It was an absolutely stunning day in the Lowcountry, not a cloud in the sky, cool, yet sunny. The farm had a peaceful stillness which was only disturbed by an occasional hawk flying by. Nature Gaston, Najmah’s older sister, who no longer lives in the Lowcountry, remarked that the stillness and peace of St. Helena was what she missed the most. Najmah also wanted to recognize the “training and unwavering support over the years” of her uncle and aunt, Mr. & Mrs. Ben and Ruthie Johnson. They encouraged the three siblings to make their dream a reality. The Thomas family also received support from the Agribusiness Center for Research and Entrepreneurship (ACRE), an initiative of the SC Department of Agriculture.

Today they have a huge greenhouse known as “High Tunnel,” where baby plants are nurtured to maturity. Just a few of the many plants growing there are mullein—affectionately referred to as the EP Farms “Mother Herb”—strawberries, asparagus, Queen Anne’s lace, scallions, cucumbers, sweet potatoes, okra (the okra leaf is on their main logo), and many more.

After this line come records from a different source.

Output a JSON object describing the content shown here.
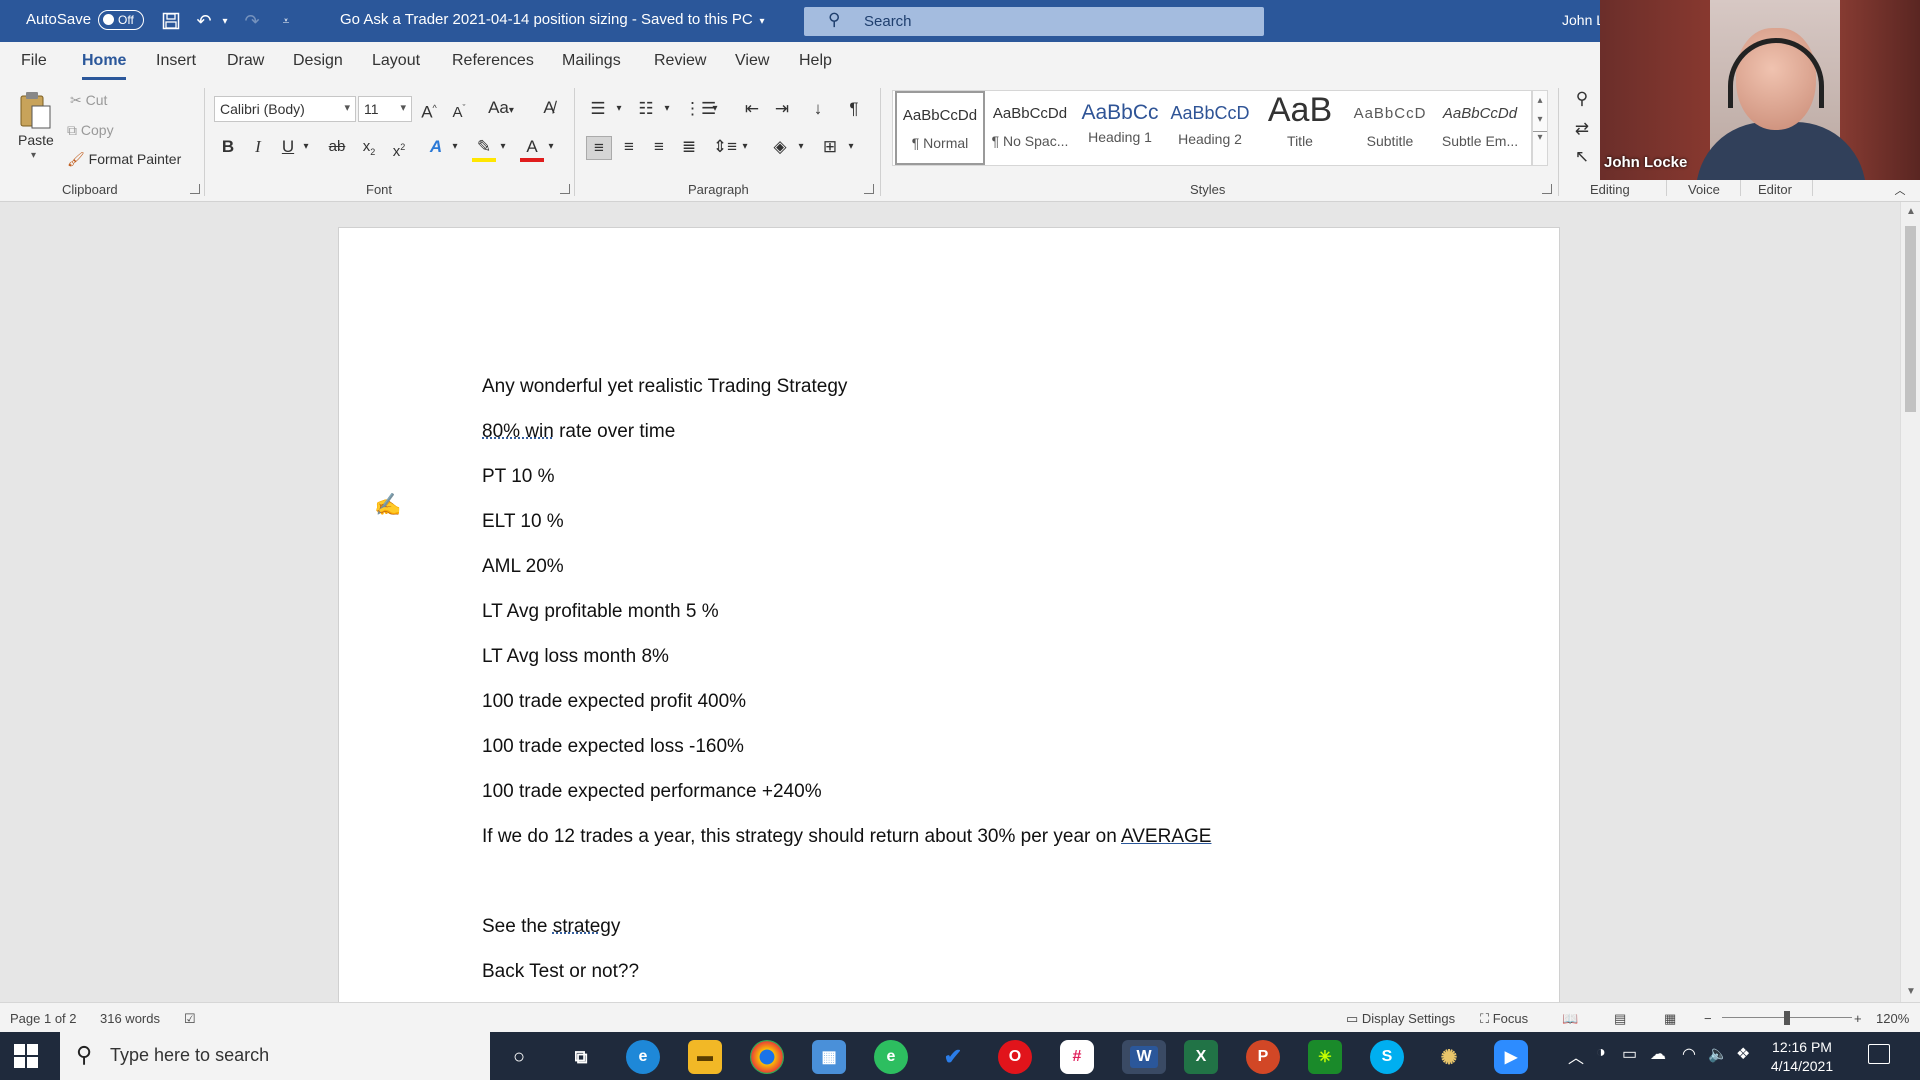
{
  "titlebar": {
    "autosave_label": "AutoSave",
    "autosave_state": "Off",
    "document_title": "Go Ask a Trader 2021-04-14 position sizing  -  Saved to this PC",
    "search_placeholder": "Search",
    "user": "John L"
  },
  "menu": {
    "tabs": [
      "File",
      "Home",
      "Insert",
      "Draw",
      "Design",
      "Layout",
      "References",
      "Mailings",
      "Review",
      "View",
      "Help"
    ],
    "active": "Home"
  },
  "ribbon": {
    "clipboard": {
      "paste": "Paste",
      "cut": "Cut",
      "copy": "Copy",
      "format_painter": "Format Painter",
      "group_label": "Clipboard"
    },
    "font": {
      "font_name": "Calibri (Body)",
      "font_size": "11",
      "change_case": "Aa",
      "group_label": "Font"
    },
    "paragraph": {
      "group_label": "Paragraph"
    },
    "styles": {
      "items": [
        {
          "preview": "AaBbCcDd",
          "name": "¶ Normal"
        },
        {
          "preview": "AaBbCcDd",
          "name": "¶ No Spac..."
        },
        {
          "preview": "AaBbCc",
          "name": "Heading 1"
        },
        {
          "preview": "AaBbCcD",
          "name": "Heading 2"
        },
        {
          "preview": "AaB",
          "name": "Title"
        },
        {
          "preview": "AaBbCcD",
          "name": "Subtitle"
        },
        {
          "preview": "AaBbCcDd",
          "name": "Subtle Em..."
        }
      ],
      "group_label": "Styles"
    },
    "editing_label": "Editing",
    "voice_label": "Voice",
    "editor_label": "Editor"
  },
  "webcam": {
    "name": "John Locke"
  },
  "document": {
    "lines": [
      {
        "text": "Any wonderful yet realistic Trading Strategy"
      },
      {
        "pre": "",
        "u": "80% win",
        "post": " rate over time"
      },
      {
        "text": "PT 10 %"
      },
      {
        "text": "ELT 10 %"
      },
      {
        "text": "AML 20%"
      },
      {
        "text": "LT Avg profitable month 5 %"
      },
      {
        "text": "LT Avg loss month 8%"
      },
      {
        "text": "100 trade expected profit 400%"
      },
      {
        "text": "100 trade expected loss -160%"
      },
      {
        "text": "100 trade expected performance +240%"
      },
      {
        "pre": "If we do 12 trades a year, this strategy should return about 30% per year on ",
        "u": "AVERAGE",
        "post": ""
      },
      {
        "pre": "See the ",
        "u": "strategy",
        "post": ""
      },
      {
        "text": "Back Test or not??"
      }
    ]
  },
  "statusbar": {
    "page": "Page 1 of 2",
    "words": "316 words",
    "display_settings": "Display Settings",
    "focus": "Focus",
    "zoom": "120%"
  },
  "taskbar": {
    "search_placeholder": "Type here to search",
    "time": "12:16 PM",
    "date": "4/14/2021"
  }
}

True stewards of the earth, Najmah and Nature are interested in sharing Earth People Farms with young people. They envision field trips from schools to show children the “old ways of the Gullah/Geechee” families and the crops they grew to eat and cure their ailments.

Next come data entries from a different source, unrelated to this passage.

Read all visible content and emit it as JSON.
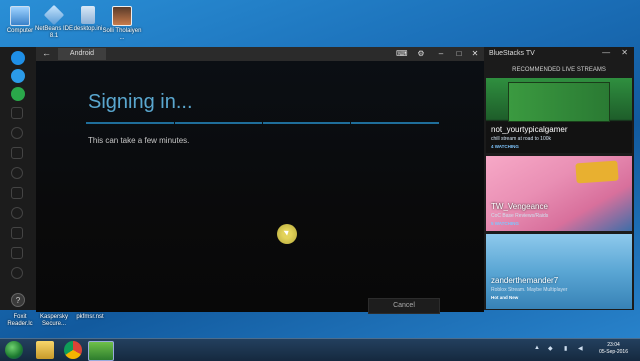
{
  "desktop": {
    "icons": [
      {
        "label": "Computer",
        "name": "computer"
      },
      {
        "label": "NetBeans IDE 8.1",
        "name": "netbeans"
      },
      {
        "label": "desktop.ini",
        "name": "desktop-ini"
      },
      {
        "label": "Solli Tholaiyen ...",
        "name": "solli-tholaiyen"
      }
    ],
    "bottom_icons": [
      {
        "label": "Foxit Reader.lc",
        "name": "foxit"
      },
      {
        "label": "Kaspersky Secure...",
        "name": "kaspersky"
      },
      {
        "label": "pkfmsr.nst",
        "name": "pkfmsr"
      }
    ]
  },
  "main_window": {
    "back_glyph": "←",
    "tab_label": "Android",
    "title": "Signing in...",
    "subtitle": "This can take a few minutes.",
    "cancel_label": "Cancel"
  },
  "tv": {
    "title": "BlueStacks TV",
    "header": "RECOMMENDED LIVE STREAMS",
    "streams": [
      {
        "name": "not_yourtypicalgamer",
        "desc": "chill stream at road to 100k",
        "watching": "4 WATCHING"
      },
      {
        "name": "TW_Vengeance",
        "desc": "CoC Base Reviews/Raids",
        "watching": "5 WATCHING"
      },
      {
        "name": "zanderthemander7",
        "desc": "Roblox Stream. Maybe Multiplayer",
        "watching": "Hot and New"
      }
    ]
  },
  "taskbar": {
    "time": "23:04",
    "date": "05-Sep-2016"
  },
  "colors": {
    "accent": "#5aa7cf",
    "desktop_blue": "#1b6fb8"
  }
}
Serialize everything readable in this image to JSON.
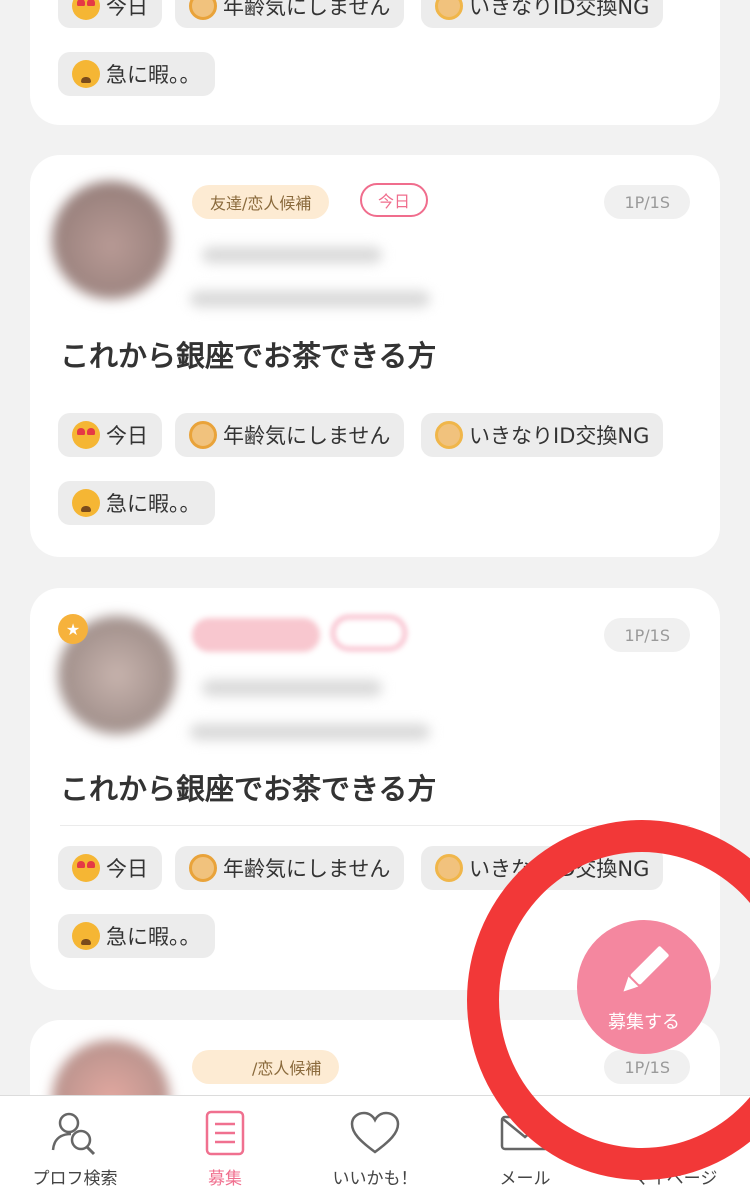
{
  "tags": {
    "today": "今日",
    "age": "年齢気にしません",
    "id": "いきなりID交換NG",
    "bored": "急に暇。。"
  },
  "posts": [
    {
      "title": "これから銀座でお茶できる方",
      "type_badge": "友達/恋人候補",
      "today_badge": "今日",
      "count": "1P/1S"
    },
    {
      "title": "これから銀座でお茶できる方",
      "count": "1P/1S"
    },
    {
      "type_badge": "/恋人候補",
      "count": "1P/1S"
    }
  ],
  "fab": {
    "label": "募集する"
  },
  "tabbar": {
    "items": [
      {
        "label": "プロフ検索",
        "icon": "profile-search-icon"
      },
      {
        "label": "募集",
        "icon": "list-document-icon",
        "active": true
      },
      {
        "label": "いいかも！",
        "icon": "heart-icon"
      },
      {
        "label": "メール",
        "icon": "mail-icon"
      },
      {
        "label": "マイページ",
        "icon": "my-page-icon"
      }
    ]
  },
  "colors": {
    "accent": "#f0708f",
    "annotation": "#f23838",
    "badge_type_bg": "#fdebd3"
  }
}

When their mother Bertha Mae first saw “High Tunnel” and the many mullein plants growing there, she remarked, “Hmmm. Y’all have bucks in here.” She knew from many years of experience the wonderful healing properties of this native plant. On the Farmacy chart, mullein is recommended for treatment of asthma, cold and flu, earache, and pains, including menstrual cramps.

Earth People Farms was recently featured in the Grown in SC magazine—a publication of the SC Department of Agriculture. The Thomas siblings plan to continue to focus on fresh fruits and vegetables on their family acreage, but their “value-added items” from the Farmacy help to pay the county taxes and bring in more revenue.

A micro-farm is an agricultural infrastructure that typically works on five acres of land or less. These farms can be on urban rooftops, in suburban backyards, or on family-owned small acreages. Their focus is sustainability and commitment to growing small quantities of vegetables, fruits, and herbs usually for the owner’s personal use at the beginning, but eventually branching out to connect with needs of others.

The benefits of micro-farming are numerous. Being outside in the fresh air is number one. The quarantine of the pandemic caused many people to seek refuge in their own yards, working in the dirt; this benefit can not be overemphasized. Access to healthy, high-quality food is another huge benefit. Together, they combine to produce a venture that is scientifically and experientially proven to improve one’s health, happiness, and peace of mind. What more can you ask?

Find it at Earth People Farms:

• “First Fruits” basket of seasonal produce for weekly or biweekly delivery or pickup

• Handpicked flower bouquets from the farm

• EP Citrus: oranges and tangerines grown right on
St. Helena

• Sugar cane stalks

• Muscadine Grapes 

• Educational farm tours for school and other interest groups, reservations needed—